Freud does not identify his sitters very frequently. Baron Hans Heinrich Thyssen-Bornemisza is mainly recognisable because he is adjacent to a Watteau that has been historically associated with his family. Freud avoids an anecdotal response to his sitters; he does not portray their social condition, rather it is their human appearance. It is purely coincidental that he has chosen his artist friends, his neighbours, his chance acquaintances as subjects. One feels that he can turn his head anywhere inside his studio and find a subject to tell secrets about the world.
Herbert Read asked himself 'What are we to say about Lucian Freud?' And answered: 'Freud is the Ingres of Existentialism'. Gowing adds '. . . it is nevertheless the best comment on Freud to this day'. The pictures in this book (177 plates and 11 illustrations in 231 pages) allow one to evaluate Read's statement, which key-notes the tonal nature of Freud's drawing: his obsession with figurative realism; and his vision tuned to a light-wave level of physical scrutiny.
oil on canvas, 241 x 191 mm.
Gowing at times doubts what it is possible to say about an artist whose three portraits of the Duchess of Devonshire are the greatest paintings regarding human ageing this century. They are the climax of a painting tradition beginning with Rembrandt's self-portraits. Only Francis Bacon has sustained such painting in the search for a figure. For Freud enlarges the close-up, in an often smaller than life-size format, into human proportions.
'Noble' is a word for Freud's painting. Cowing says: 'Painting and its models are very lasting. They are for the ages, perpetual and unbetrayed'. The politics of living flesh is another description for Freud's method with paint. He identifies that which is ordinary in paint; and that which is influential inside humanist observation. One cannot explain his position clearly. His father, Ernest Freud, was an architect who encouraged his son to draw when they lived in Berlin during 1930. His grandfather, Sigmund Freud, also encouraged him to be an artist. If one wants to place the antecedents of Freud's style, then it has to be in the work of Rembrandt and the Neue Sachlickeit movement in Berlin: George Grosz, Christian Schad and Maria Davringhausen - all artists who wanted the problem-solving of a portrait to be not in its technique but in its physical effect on experience.

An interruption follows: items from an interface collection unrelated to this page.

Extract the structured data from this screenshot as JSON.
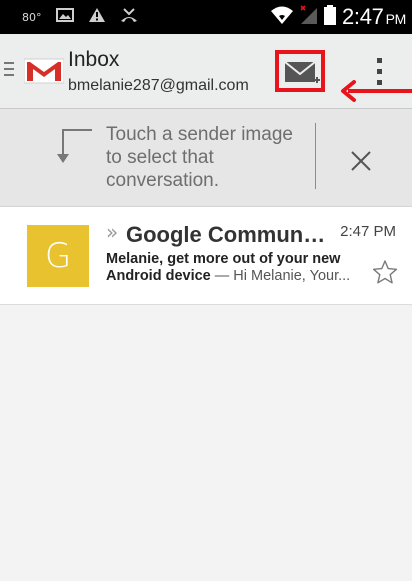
{
  "status_bar": {
    "temperature": "80°",
    "time": "2:47",
    "time_suffix": "PM",
    "icons": [
      "image-icon",
      "warning-icon",
      "missed-call-icon",
      "wifi-icon",
      "no-signal-icon",
      "battery-icon"
    ]
  },
  "header": {
    "title": "Inbox",
    "account": "bmelanie287@gmail.com",
    "icons": [
      "menu-icon",
      "gmail-logo",
      "compose-icon",
      "overflow-menu-icon"
    ],
    "highlight_color": "#e8131b"
  },
  "tip": {
    "text": "Touch a sender image to select that conversation.",
    "icons": [
      "corner-arrow-icon",
      "close-icon"
    ]
  },
  "conversations": [
    {
      "avatar_letter": "G",
      "avatar_color": "#e8c22f",
      "importance_marker": "»",
      "sender": "Google Communi...",
      "time": "2:47 PM",
      "subject_line1": "Melanie, get more out of your new",
      "subject_line2": "Android device",
      "snippet": " — Hi Melanie, Your...",
      "starred": false
    }
  ]
}
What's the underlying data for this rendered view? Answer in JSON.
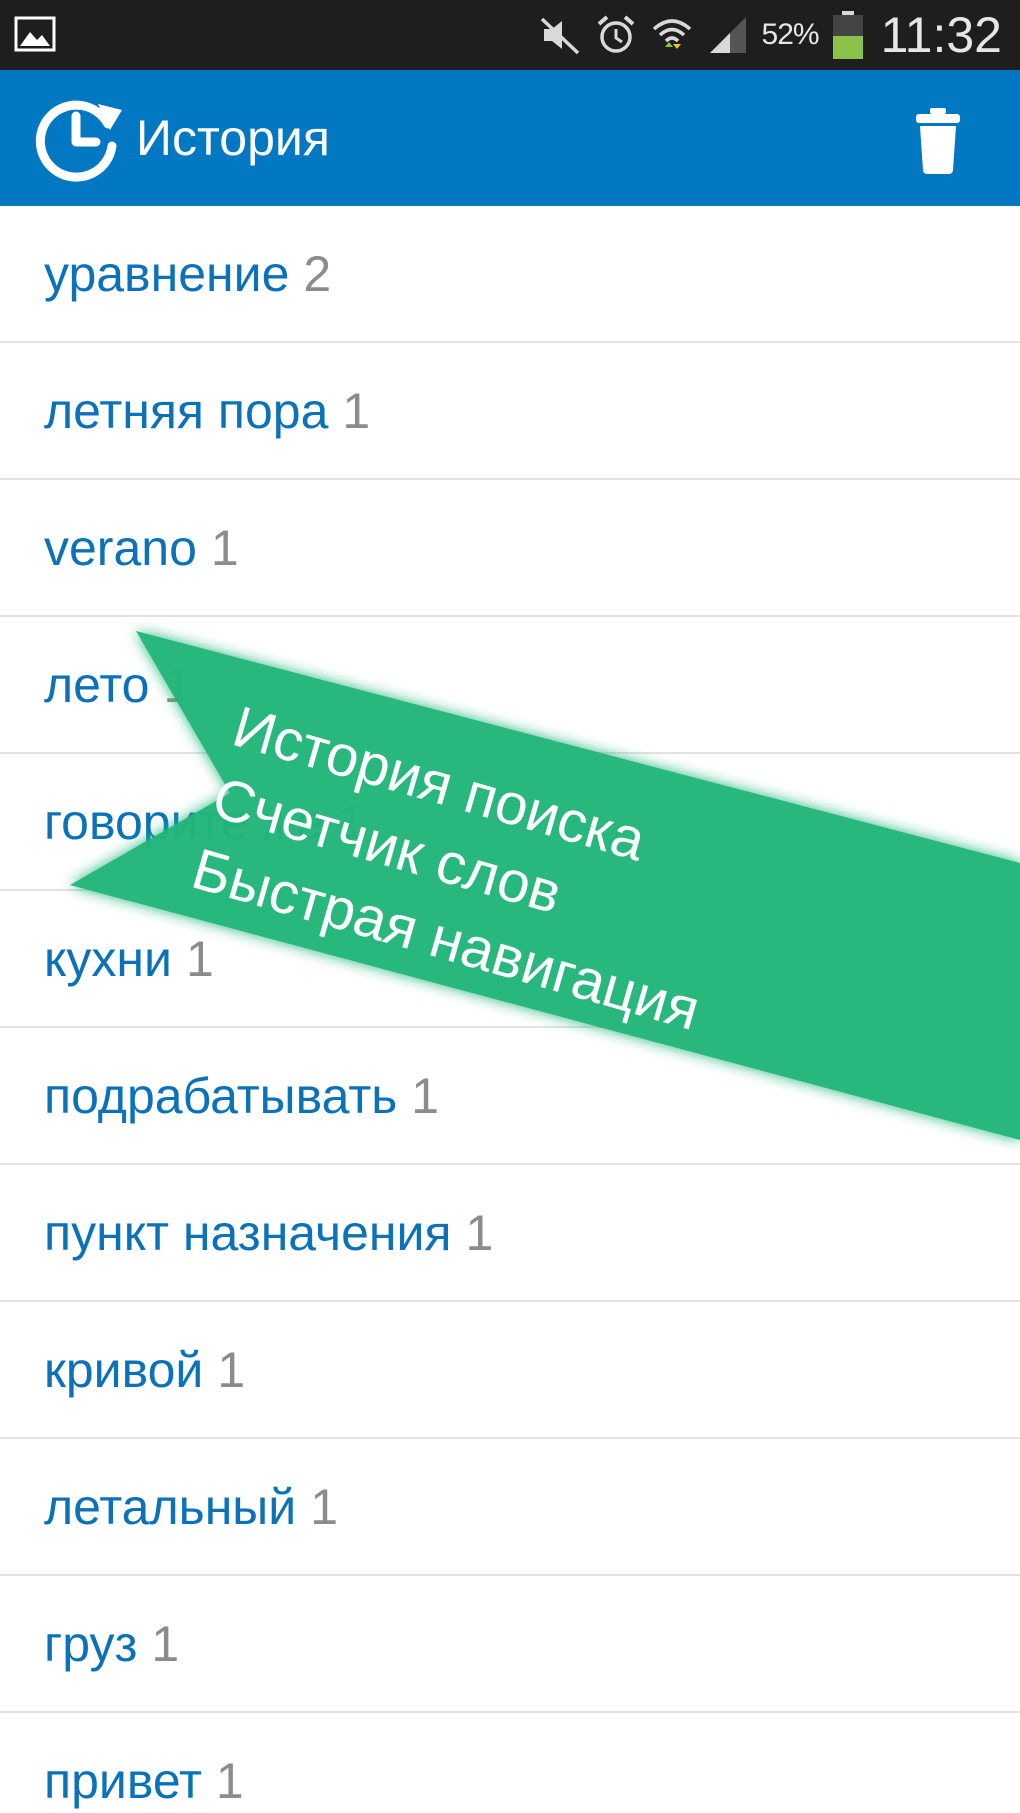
{
  "status_bar": {
    "battery_percent": "52%",
    "time": "11:32",
    "icons": [
      "gallery-icon",
      "mute-icon",
      "alarm-icon",
      "wifi-icon",
      "signal-icon",
      "battery-icon"
    ]
  },
  "app_bar": {
    "title": "История",
    "logo_icon": "history-refresh-icon",
    "action_icon": "trash-icon",
    "color": "#0277c2"
  },
  "history": [
    {
      "word": "уравнение",
      "count": "2"
    },
    {
      "word": "летняя пора",
      "count": "1"
    },
    {
      "word": "verano",
      "count": "1"
    },
    {
      "word": "лето",
      "count": "1"
    },
    {
      "word": "говорите же",
      "count": "1"
    },
    {
      "word": "кухни",
      "count": "1"
    },
    {
      "word": "подрабатывать",
      "count": "1"
    },
    {
      "word": "пункт назначения",
      "count": "1"
    },
    {
      "word": "кривой",
      "count": "1"
    },
    {
      "word": "летальный",
      "count": "1"
    },
    {
      "word": "груз",
      "count": "1"
    },
    {
      "word": "привет",
      "count": "1"
    }
  ],
  "banner": {
    "lines": [
      "История поиска",
      "Счетчик слов",
      "Быстрая навигация"
    ],
    "color": "#22b67a"
  },
  "colors": {
    "word": "#0b72b9",
    "count": "#8c8c8c",
    "divider": "#e2e2e2"
  }
}
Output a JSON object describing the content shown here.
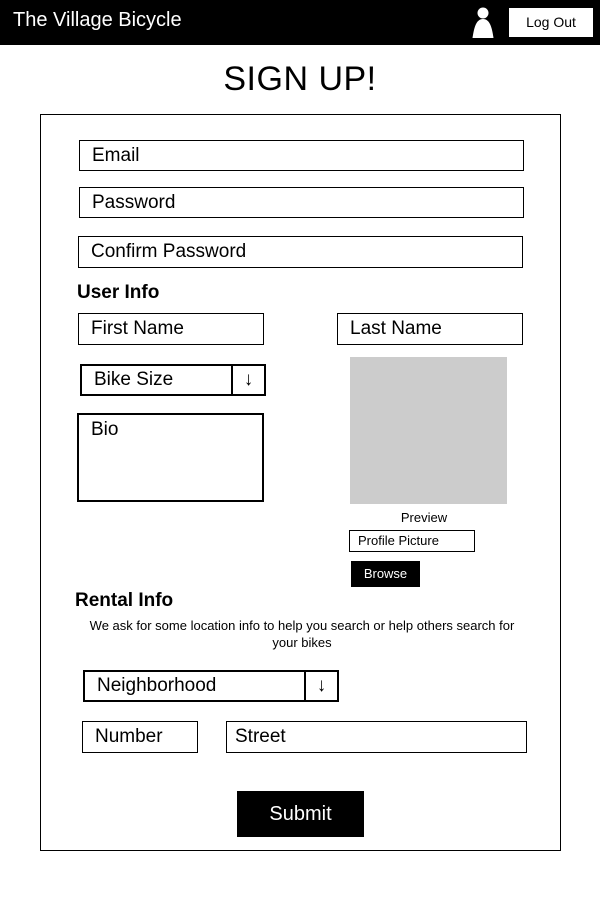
{
  "header": {
    "brand": "The Village Bicycle",
    "user_icon": "person-icon",
    "logout_label": "Log Out"
  },
  "page_title": "SIGN UP!",
  "account": {
    "email_placeholder": "Email",
    "password_placeholder": "Password",
    "confirm_password_placeholder": "Confirm Password"
  },
  "user_info": {
    "heading": "User Info",
    "first_name_placeholder": "First Name",
    "last_name_placeholder": "Last Name",
    "bike_size_label": "Bike Size",
    "bike_size_arrow": "↓",
    "bio_placeholder": "Bio",
    "preview_label": "Preview",
    "profile_picture_placeholder": "Profile Picture",
    "browse_label": "Browse"
  },
  "rental_info": {
    "heading": "Rental Info",
    "note": "We ask for some location info to help you search or help others search for your bikes",
    "neighborhood_label": "Neighborhood",
    "neighborhood_arrow": "↓",
    "number_placeholder": "Number",
    "street_placeholder": "Street"
  },
  "submit_label": "Submit",
  "colors": {
    "bar": "#000000",
    "preview_fill": "#cccccc",
    "background": "#ffffff"
  }
}
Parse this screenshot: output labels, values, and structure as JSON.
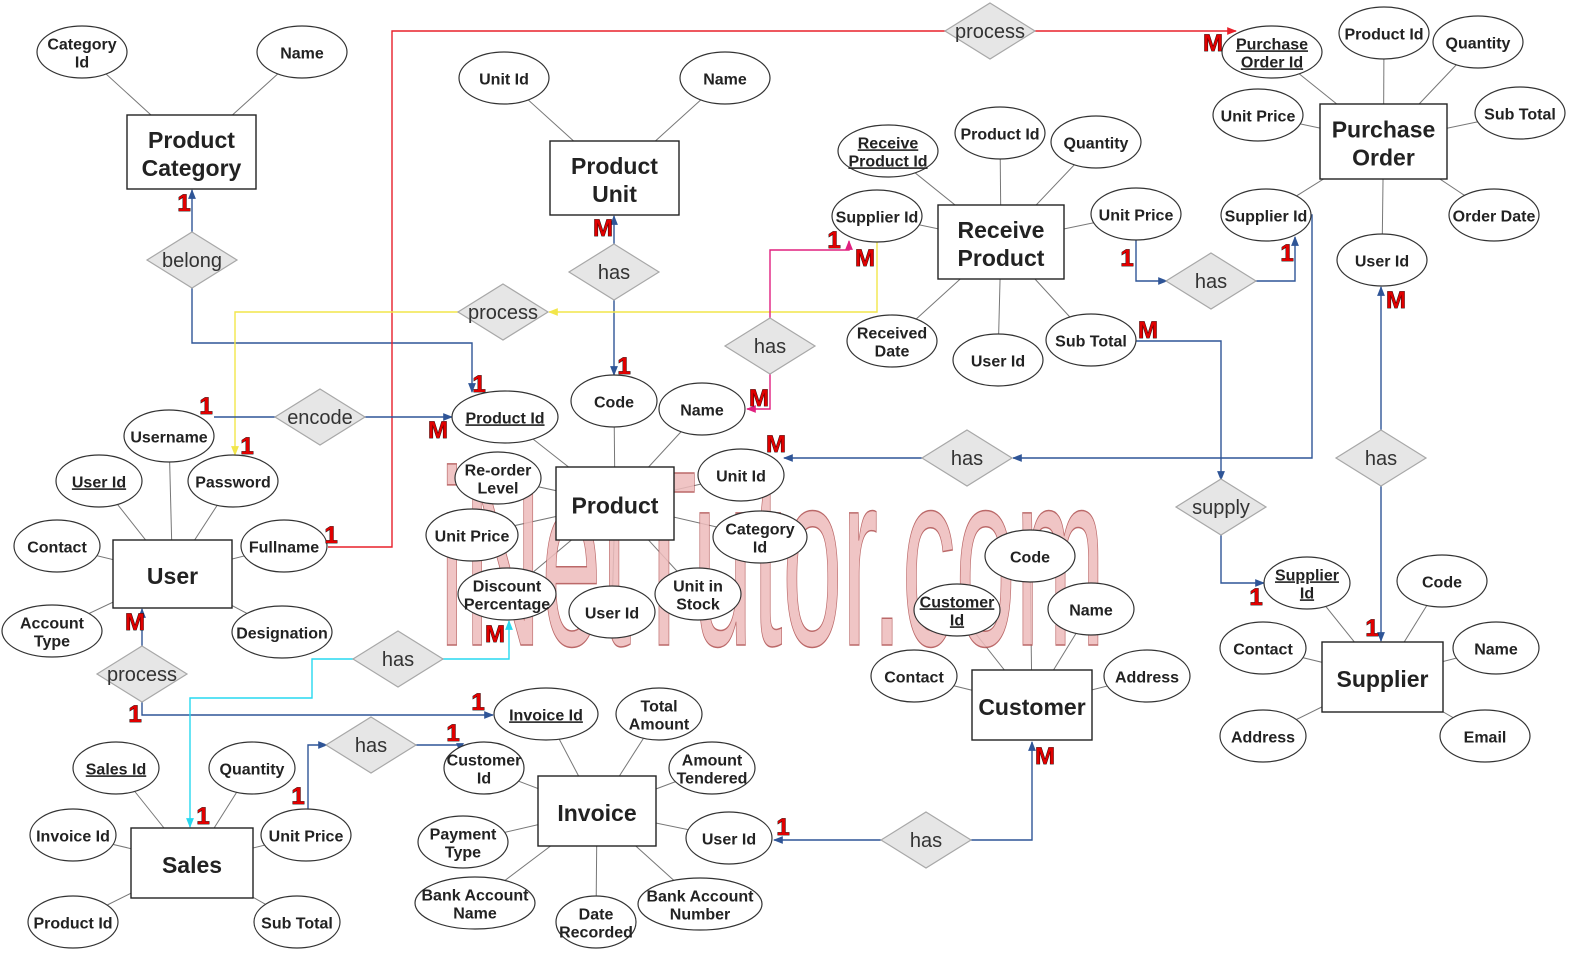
{
  "diagram": {
    "watermark": "iNetTutor.com",
    "colors": {
      "connector": "#2F5597",
      "red_connector": "#E8202A",
      "yellow_connector": "#F2E64A",
      "magenta_connector": "#E0207F",
      "cyan_connector": "#27D9F0",
      "cardinality": "#E00000"
    },
    "entities": [
      {
        "id": "product_category",
        "label": [
          "Product",
          "Category"
        ]
      },
      {
        "id": "product_unit",
        "label": [
          "Product",
          "Unit"
        ]
      },
      {
        "id": "receive_product",
        "label": [
          "Receive",
          "Product"
        ]
      },
      {
        "id": "purchase_order",
        "label": [
          "Purchase",
          "Order"
        ]
      },
      {
        "id": "product",
        "label": [
          "Product"
        ]
      },
      {
        "id": "user",
        "label": [
          "User"
        ]
      },
      {
        "id": "customer",
        "label": [
          "Customer"
        ]
      },
      {
        "id": "supplier",
        "label": [
          "Supplier"
        ]
      },
      {
        "id": "invoice",
        "label": [
          "Invoice"
        ]
      },
      {
        "id": "sales",
        "label": [
          "Sales"
        ]
      }
    ],
    "attributes": [
      {
        "id": "pc_cat_id",
        "entity": "product_category",
        "label": [
          "Category",
          "Id"
        ],
        "key": false
      },
      {
        "id": "pc_name",
        "entity": "product_category",
        "label": [
          "Name"
        ],
        "key": false
      },
      {
        "id": "pu_unit_id",
        "entity": "product_unit",
        "label": [
          "Unit Id"
        ],
        "key": false
      },
      {
        "id": "pu_name",
        "entity": "product_unit",
        "label": [
          "Name"
        ],
        "key": false
      },
      {
        "id": "rp_id",
        "entity": "receive_product",
        "label": [
          "Receive",
          "Product Id"
        ],
        "key": true
      },
      {
        "id": "rp_product_id",
        "entity": "receive_product",
        "label": [
          "Product Id"
        ],
        "key": false
      },
      {
        "id": "rp_qty",
        "entity": "receive_product",
        "label": [
          "Quantity"
        ],
        "key": false
      },
      {
        "id": "rp_supplier_id",
        "entity": "receive_product",
        "label": [
          "Supplier Id"
        ],
        "key": false
      },
      {
        "id": "rp_unit_price",
        "entity": "receive_product",
        "label": [
          "Unit Price"
        ],
        "key": false
      },
      {
        "id": "rp_received_date",
        "entity": "receive_product",
        "label": [
          "Received",
          "Date"
        ],
        "key": false
      },
      {
        "id": "rp_user_id",
        "entity": "receive_product",
        "label": [
          "User Id"
        ],
        "key": false
      },
      {
        "id": "rp_sub_total",
        "entity": "receive_product",
        "label": [
          "Sub Total"
        ],
        "key": false
      },
      {
        "id": "po_id",
        "entity": "purchase_order",
        "label": [
          "Purchase",
          "Order Id"
        ],
        "key": true
      },
      {
        "id": "po_product_id",
        "entity": "purchase_order",
        "label": [
          "Product Id"
        ],
        "key": false
      },
      {
        "id": "po_qty",
        "entity": "purchase_order",
        "label": [
          "Quantity"
        ],
        "key": false
      },
      {
        "id": "po_unit_price",
        "entity": "purchase_order",
        "label": [
          "Unit Price"
        ],
        "key": false
      },
      {
        "id": "po_sub_total",
        "entity": "purchase_order",
        "label": [
          "Sub Total"
        ],
        "key": false
      },
      {
        "id": "po_supplier_id",
        "entity": "purchase_order",
        "label": [
          "Supplier Id"
        ],
        "key": false
      },
      {
        "id": "po_order_date",
        "entity": "purchase_order",
        "label": [
          "Order Date"
        ],
        "key": false
      },
      {
        "id": "po_user_id",
        "entity": "purchase_order",
        "label": [
          "User Id"
        ],
        "key": false
      },
      {
        "id": "p_id",
        "entity": "product",
        "label": [
          "Product Id"
        ],
        "key": true
      },
      {
        "id": "p_code",
        "entity": "product",
        "label": [
          "Code"
        ],
        "key": false
      },
      {
        "id": "p_name",
        "entity": "product",
        "label": [
          "Name"
        ],
        "key": false
      },
      {
        "id": "p_reorder",
        "entity": "product",
        "label": [
          "Re-order",
          "Level"
        ],
        "key": false
      },
      {
        "id": "p_unit_id",
        "entity": "product",
        "label": [
          "Unit Id"
        ],
        "key": false
      },
      {
        "id": "p_unit_price",
        "entity": "product",
        "label": [
          "Unit Price"
        ],
        "key": false
      },
      {
        "id": "p_category_id",
        "entity": "product",
        "label": [
          "Category",
          "Id"
        ],
        "key": false
      },
      {
        "id": "p_discount",
        "entity": "product",
        "label": [
          "Discount",
          "Percentage"
        ],
        "key": false
      },
      {
        "id": "p_user_id",
        "entity": "product",
        "label": [
          "User Id"
        ],
        "key": false
      },
      {
        "id": "p_stock",
        "entity": "product",
        "label": [
          "Unit in",
          "Stock"
        ],
        "key": false
      },
      {
        "id": "u_username",
        "entity": "user",
        "label": [
          "Username"
        ],
        "key": false
      },
      {
        "id": "u_id",
        "entity": "user",
        "label": [
          "User Id"
        ],
        "key": true
      },
      {
        "id": "u_password",
        "entity": "user",
        "label": [
          "Password"
        ],
        "key": false
      },
      {
        "id": "u_contact",
        "entity": "user",
        "label": [
          "Contact"
        ],
        "key": false
      },
      {
        "id": "u_fullname",
        "entity": "user",
        "label": [
          "Fullname"
        ],
        "key": false
      },
      {
        "id": "u_account_type",
        "entity": "user",
        "label": [
          "Account",
          "Type"
        ],
        "key": false
      },
      {
        "id": "u_designation",
        "entity": "user",
        "label": [
          "Designation"
        ],
        "key": false
      },
      {
        "id": "c_code",
        "entity": "customer",
        "label": [
          "Code"
        ],
        "key": false
      },
      {
        "id": "c_id",
        "entity": "customer",
        "label": [
          "Customer",
          "Id"
        ],
        "key": true
      },
      {
        "id": "c_name",
        "entity": "customer",
        "label": [
          "Name"
        ],
        "key": false
      },
      {
        "id": "c_contact",
        "entity": "customer",
        "label": [
          "Contact"
        ],
        "key": false
      },
      {
        "id": "c_address",
        "entity": "customer",
        "label": [
          "Address"
        ],
        "key": false
      },
      {
        "id": "s_supplier_id",
        "entity": "supplier",
        "label": [
          "Supplier",
          "Id"
        ],
        "key": true
      },
      {
        "id": "s_code",
        "entity": "supplier",
        "label": [
          "Code"
        ],
        "key": false
      },
      {
        "id": "s_contact",
        "entity": "supplier",
        "label": [
          "Contact"
        ],
        "key": false
      },
      {
        "id": "s_name",
        "entity": "supplier",
        "label": [
          "Name"
        ],
        "key": false
      },
      {
        "id": "s_address",
        "entity": "supplier",
        "label": [
          "Address"
        ],
        "key": false
      },
      {
        "id": "s_email",
        "entity": "supplier",
        "label": [
          "Email"
        ],
        "key": false
      },
      {
        "id": "i_id",
        "entity": "invoice",
        "label": [
          "Invoice Id"
        ],
        "key": true
      },
      {
        "id": "i_total",
        "entity": "invoice",
        "label": [
          "Total",
          "Amount"
        ],
        "key": false
      },
      {
        "id": "i_customer_id",
        "entity": "invoice",
        "label": [
          "Customer",
          "Id"
        ],
        "key": false
      },
      {
        "id": "i_amount_tendered",
        "entity": "invoice",
        "label": [
          "Amount",
          "Tendered"
        ],
        "key": false
      },
      {
        "id": "i_payment_type",
        "entity": "invoice",
        "label": [
          "Payment",
          "Type"
        ],
        "key": false
      },
      {
        "id": "i_user_id",
        "entity": "invoice",
        "label": [
          "User Id"
        ],
        "key": false
      },
      {
        "id": "i_bank_name",
        "entity": "invoice",
        "label": [
          "Bank Account",
          "Name"
        ],
        "key": false
      },
      {
        "id": "i_date",
        "entity": "invoice",
        "label": [
          "Date",
          "Recorded"
        ],
        "key": false
      },
      {
        "id": "i_bank_number",
        "entity": "invoice",
        "label": [
          "Bank Account",
          "Number"
        ],
        "key": false
      },
      {
        "id": "sa_id",
        "entity": "sales",
        "label": [
          "Sales Id"
        ],
        "key": true
      },
      {
        "id": "sa_qty",
        "entity": "sales",
        "label": [
          "Quantity"
        ],
        "key": false
      },
      {
        "id": "sa_invoice_id",
        "entity": "sales",
        "label": [
          "Invoice Id"
        ],
        "key": false
      },
      {
        "id": "sa_unit_price",
        "entity": "sales",
        "label": [
          "Unit Price"
        ],
        "key": false
      },
      {
        "id": "sa_product_id",
        "entity": "sales",
        "label": [
          "Product Id"
        ],
        "key": false
      },
      {
        "id": "sa_sub_total",
        "entity": "sales",
        "label": [
          "Sub Total"
        ],
        "key": false
      }
    ],
    "relationships": [
      {
        "id": "r_belong",
        "label": "belong"
      },
      {
        "id": "r_process_top",
        "label": "process"
      },
      {
        "id": "r_has_unit",
        "label": "has"
      },
      {
        "id": "r_process_yellow",
        "label": "process"
      },
      {
        "id": "r_has_magenta",
        "label": "has"
      },
      {
        "id": "r_encode",
        "label": "encode"
      },
      {
        "id": "r_has_rp",
        "label": "has"
      },
      {
        "id": "r_has_unitid",
        "label": "has"
      },
      {
        "id": "r_supply",
        "label": "supply"
      },
      {
        "id": "r_has_supplier",
        "label": "has"
      },
      {
        "id": "r_process_user",
        "label": "process"
      },
      {
        "id": "r_has_cyan",
        "label": "has"
      },
      {
        "id": "r_has_sales",
        "label": "has"
      },
      {
        "id": "r_has_customer",
        "label": "has"
      }
    ],
    "cardinalities": [
      "1",
      "1",
      "1",
      "M",
      "M",
      "1",
      "1",
      "1",
      "M",
      "M",
      "1",
      "M",
      "1",
      "1",
      "M",
      "M",
      "1",
      "M",
      "1",
      "M",
      "1",
      "1",
      "1",
      "M",
      "1",
      "1",
      "1",
      "M",
      "M",
      "1"
    ]
  }
}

Freud quotes Eliot to Gowing ' ". . The more perfect the artist, the more completely separate in him will be the man (sic) who suffers and the mind which creates" . It really makes clear that art is a sort of filter.' To look at this book is to test that statement with a gift of pictures which give heart.